Your assignment: The data follows. Retype every entry exactly.

(Items from an interface collection)
# # #
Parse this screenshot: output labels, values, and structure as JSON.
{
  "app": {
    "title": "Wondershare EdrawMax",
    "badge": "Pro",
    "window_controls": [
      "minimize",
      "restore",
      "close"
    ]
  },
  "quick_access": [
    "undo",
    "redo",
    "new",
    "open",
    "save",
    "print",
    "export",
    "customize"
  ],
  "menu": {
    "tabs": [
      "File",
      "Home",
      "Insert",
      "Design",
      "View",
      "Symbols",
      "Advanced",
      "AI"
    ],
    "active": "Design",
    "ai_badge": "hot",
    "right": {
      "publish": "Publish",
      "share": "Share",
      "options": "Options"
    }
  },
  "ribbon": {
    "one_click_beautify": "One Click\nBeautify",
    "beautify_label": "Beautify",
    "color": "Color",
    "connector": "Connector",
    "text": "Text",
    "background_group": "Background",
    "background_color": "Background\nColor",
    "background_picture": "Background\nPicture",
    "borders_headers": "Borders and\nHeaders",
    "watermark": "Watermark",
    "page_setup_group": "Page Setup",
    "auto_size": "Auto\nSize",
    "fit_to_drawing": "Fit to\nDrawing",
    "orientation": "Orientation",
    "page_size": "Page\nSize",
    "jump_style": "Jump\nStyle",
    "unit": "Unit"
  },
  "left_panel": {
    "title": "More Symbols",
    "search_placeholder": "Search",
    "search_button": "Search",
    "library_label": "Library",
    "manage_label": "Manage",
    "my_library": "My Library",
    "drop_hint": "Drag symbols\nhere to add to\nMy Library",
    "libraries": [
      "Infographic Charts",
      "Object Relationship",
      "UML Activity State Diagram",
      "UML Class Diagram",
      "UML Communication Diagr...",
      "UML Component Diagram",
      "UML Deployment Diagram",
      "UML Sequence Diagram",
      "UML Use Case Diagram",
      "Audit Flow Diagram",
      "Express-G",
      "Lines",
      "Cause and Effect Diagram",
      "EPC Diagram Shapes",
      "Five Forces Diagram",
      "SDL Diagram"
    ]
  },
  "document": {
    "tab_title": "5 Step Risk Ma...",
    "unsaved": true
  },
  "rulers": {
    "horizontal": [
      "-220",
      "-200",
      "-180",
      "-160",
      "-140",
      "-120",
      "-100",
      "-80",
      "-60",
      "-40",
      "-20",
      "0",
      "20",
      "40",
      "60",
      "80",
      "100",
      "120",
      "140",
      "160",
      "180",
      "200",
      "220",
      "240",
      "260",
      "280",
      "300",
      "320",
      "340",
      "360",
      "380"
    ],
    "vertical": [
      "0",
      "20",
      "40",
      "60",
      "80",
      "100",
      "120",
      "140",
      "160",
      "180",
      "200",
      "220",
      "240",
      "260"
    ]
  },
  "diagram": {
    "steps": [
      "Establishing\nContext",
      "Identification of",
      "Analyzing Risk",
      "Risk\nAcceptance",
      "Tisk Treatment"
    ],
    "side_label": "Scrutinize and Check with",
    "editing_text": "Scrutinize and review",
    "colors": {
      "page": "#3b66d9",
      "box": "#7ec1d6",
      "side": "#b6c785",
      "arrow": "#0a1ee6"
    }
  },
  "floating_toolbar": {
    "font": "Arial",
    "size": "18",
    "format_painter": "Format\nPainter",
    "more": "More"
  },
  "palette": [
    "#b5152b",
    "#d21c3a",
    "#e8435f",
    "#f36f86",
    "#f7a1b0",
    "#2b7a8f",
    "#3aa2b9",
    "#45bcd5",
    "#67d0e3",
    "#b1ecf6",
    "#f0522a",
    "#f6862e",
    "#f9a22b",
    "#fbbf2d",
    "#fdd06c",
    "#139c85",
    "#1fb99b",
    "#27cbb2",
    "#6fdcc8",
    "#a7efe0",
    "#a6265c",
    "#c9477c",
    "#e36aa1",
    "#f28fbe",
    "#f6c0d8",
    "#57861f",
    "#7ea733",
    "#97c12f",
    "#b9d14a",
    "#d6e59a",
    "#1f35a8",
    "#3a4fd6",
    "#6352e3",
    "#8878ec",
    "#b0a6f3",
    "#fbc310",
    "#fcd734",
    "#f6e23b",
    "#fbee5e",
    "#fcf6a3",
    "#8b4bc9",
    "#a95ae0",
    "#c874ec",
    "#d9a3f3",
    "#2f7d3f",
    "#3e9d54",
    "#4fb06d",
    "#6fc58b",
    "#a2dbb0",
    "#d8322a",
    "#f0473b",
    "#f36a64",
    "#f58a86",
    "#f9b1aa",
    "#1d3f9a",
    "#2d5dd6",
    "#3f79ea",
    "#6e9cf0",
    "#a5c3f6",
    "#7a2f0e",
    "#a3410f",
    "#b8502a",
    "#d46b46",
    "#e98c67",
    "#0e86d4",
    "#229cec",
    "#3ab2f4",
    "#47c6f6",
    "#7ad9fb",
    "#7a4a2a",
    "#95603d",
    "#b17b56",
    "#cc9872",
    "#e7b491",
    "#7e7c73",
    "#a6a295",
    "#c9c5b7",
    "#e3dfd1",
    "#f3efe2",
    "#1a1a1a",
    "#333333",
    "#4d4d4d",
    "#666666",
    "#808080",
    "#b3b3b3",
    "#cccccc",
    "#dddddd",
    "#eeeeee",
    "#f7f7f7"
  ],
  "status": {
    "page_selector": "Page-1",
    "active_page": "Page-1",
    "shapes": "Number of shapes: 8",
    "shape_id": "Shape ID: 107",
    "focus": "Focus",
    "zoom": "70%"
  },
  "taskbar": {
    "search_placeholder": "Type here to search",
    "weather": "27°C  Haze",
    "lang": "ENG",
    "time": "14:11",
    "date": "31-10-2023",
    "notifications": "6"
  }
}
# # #
Answer to the exercise:
Parse this screenshot: output labels, values, and structure as JSON.
{
  "app": {
    "title": "Wondershare EdrawMax",
    "badge": "Pro",
    "window_controls": [
      "minimize",
      "restore",
      "close"
    ]
  },
  "quick_access": [
    "undo",
    "redo",
    "new",
    "open",
    "save",
    "print",
    "export",
    "customize"
  ],
  "menu": {
    "tabs": [
      "File",
      "Home",
      "Insert",
      "Design",
      "View",
      "Symbols",
      "Advanced",
      "AI"
    ],
    "active": "Design",
    "ai_badge": "hot",
    "right": {
      "publish": "Publish",
      "share": "Share",
      "options": "Options"
    }
  },
  "ribbon": {
    "one_click_beautify": "One Click\nBeautify",
    "beautify_label": "Beautify",
    "color": "Color",
    "connector": "Connector",
    "text": "Text",
    "background_group": "Background",
    "background_color": "Background\nColor",
    "background_picture": "Background\nPicture",
    "borders_headers": "Borders and\nHeaders",
    "watermark": "Watermark",
    "page_setup_group": "Page Setup",
    "auto_size": "Auto\nSize",
    "fit_to_drawing": "Fit to\nDrawing",
    "orientation": "Orientation",
    "page_size": "Page\nSize",
    "jump_style": "Jump\nStyle",
    "unit": "Unit"
  },
  "left_panel": {
    "title": "More Symbols",
    "search_placeholder": "Search",
    "search_button": "Search",
    "library_label": "Library",
    "manage_label": "Manage",
    "my_library": "My Library",
    "drop_hint": "Drag symbols\nhere to add to\nMy Library",
    "libraries": [
      "Infographic Charts",
      "Object Relationship",
      "UML Activity State Diagram",
      "UML Class Diagram",
      "UML Communication Diagr...",
      "UML Component Diagram",
      "UML Deployment Diagram",
      "UML Sequence Diagram",
      "UML Use Case Diagram",
      "Audit Flow Diagram",
      "Express-G",
      "Lines",
      "Cause and Effect Diagram",
      "EPC Diagram Shapes",
      "Five Forces Diagram",
      "SDL Diagram"
    ]
  },
  "document": {
    "tab_title": "5 Step Risk Ma...",
    "unsaved": true
  },
  "rulers": {
    "horizontal": [
      "-220",
      "-200",
      "-180",
      "-160",
      "-140",
      "-120",
      "-100",
      "-80",
      "-60",
      "-40",
      "-20",
      "0",
      "20",
      "40",
      "60",
      "80",
      "100",
      "120",
      "140",
      "160",
      "180",
      "200",
      "220",
      "240",
      "260",
      "280",
      "300",
      "320",
      "340",
      "360",
      "380"
    ],
    "vertical": [
      "0",
      "20",
      "40",
      "60",
      "80",
      "100",
      "120",
      "140",
      "160",
      "180",
      "200",
      "220",
      "240",
      "260"
    ]
  },
  "diagram": {
    "steps": [
      "Establishing\nContext",
      "Identification of",
      "Analyzing Risk",
      "Risk\nAcceptance",
      "Tisk Treatment"
    ],
    "side_label": "Scrutinize and Check with",
    "editing_text": "Scrutinize and review",
    "colors": {
      "page": "#3b66d9",
      "box": "#7ec1d6",
      "side": "#b6c785",
      "arrow": "#0a1ee6"
    }
  },
  "floating_toolbar": {
    "font": "Arial",
    "size": "18",
    "format_painter": "Format\nPainter",
    "more": "More"
  },
  "palette": [
    "#b5152b",
    "#d21c3a",
    "#e8435f",
    "#f36f86",
    "#f7a1b0",
    "#2b7a8f",
    "#3aa2b9",
    "#45bcd5",
    "#67d0e3",
    "#b1ecf6",
    "#f0522a",
    "#f6862e",
    "#f9a22b",
    "#fbbf2d",
    "#fdd06c",
    "#139c85",
    "#1fb99b",
    "#27cbb2",
    "#6fdcc8",
    "#a7efe0",
    "#a6265c",
    "#c9477c",
    "#e36aa1",
    "#f28fbe",
    "#f6c0d8",
    "#57861f",
    "#7ea733",
    "#97c12f",
    "#b9d14a",
    "#d6e59a",
    "#1f35a8",
    "#3a4fd6",
    "#6352e3",
    "#8878ec",
    "#b0a6f3",
    "#fbc310",
    "#fcd734",
    "#f6e23b",
    "#fbee5e",
    "#fcf6a3",
    "#8b4bc9",
    "#a95ae0",
    "#c874ec",
    "#d9a3f3",
    "#2f7d3f",
    "#3e9d54",
    "#4fb06d",
    "#6fc58b",
    "#a2dbb0",
    "#d8322a",
    "#f0473b",
    "#f36a64",
    "#f58a86",
    "#f9b1aa",
    "#1d3f9a",
    "#2d5dd6",
    "#3f79ea",
    "#6e9cf0",
    "#a5c3f6",
    "#7a2f0e",
    "#a3410f",
    "#b8502a",
    "#d46b46",
    "#e98c67",
    "#0e86d4",
    "#229cec",
    "#3ab2f4",
    "#47c6f6",
    "#7ad9fb",
    "#7a4a2a",
    "#95603d",
    "#b17b56",
    "#cc9872",
    "#e7b491",
    "#7e7c73",
    "#a6a295",
    "#c9c5b7",
    "#e3dfd1",
    "#f3efe2",
    "#1a1a1a",
    "#333333",
    "#4d4d4d",
    "#666666",
    "#808080",
    "#b3b3b3",
    "#cccccc",
    "#dddddd",
    "#eeeeee",
    "#f7f7f7"
  ],
  "status": {
    "page_selector": "Page-1",
    "active_page": "Page-1",
    "shapes": "Number of shapes: 8",
    "shape_id": "Shape ID: 107",
    "focus": "Focus",
    "zoom": "70%"
  },
  "taskbar": {
    "search_placeholder": "Type here to search",
    "weather": "27°C  Haze",
    "lang": "ENG",
    "time": "14:11",
    "date": "31-10-2023",
    "notifications": "6"
  }
}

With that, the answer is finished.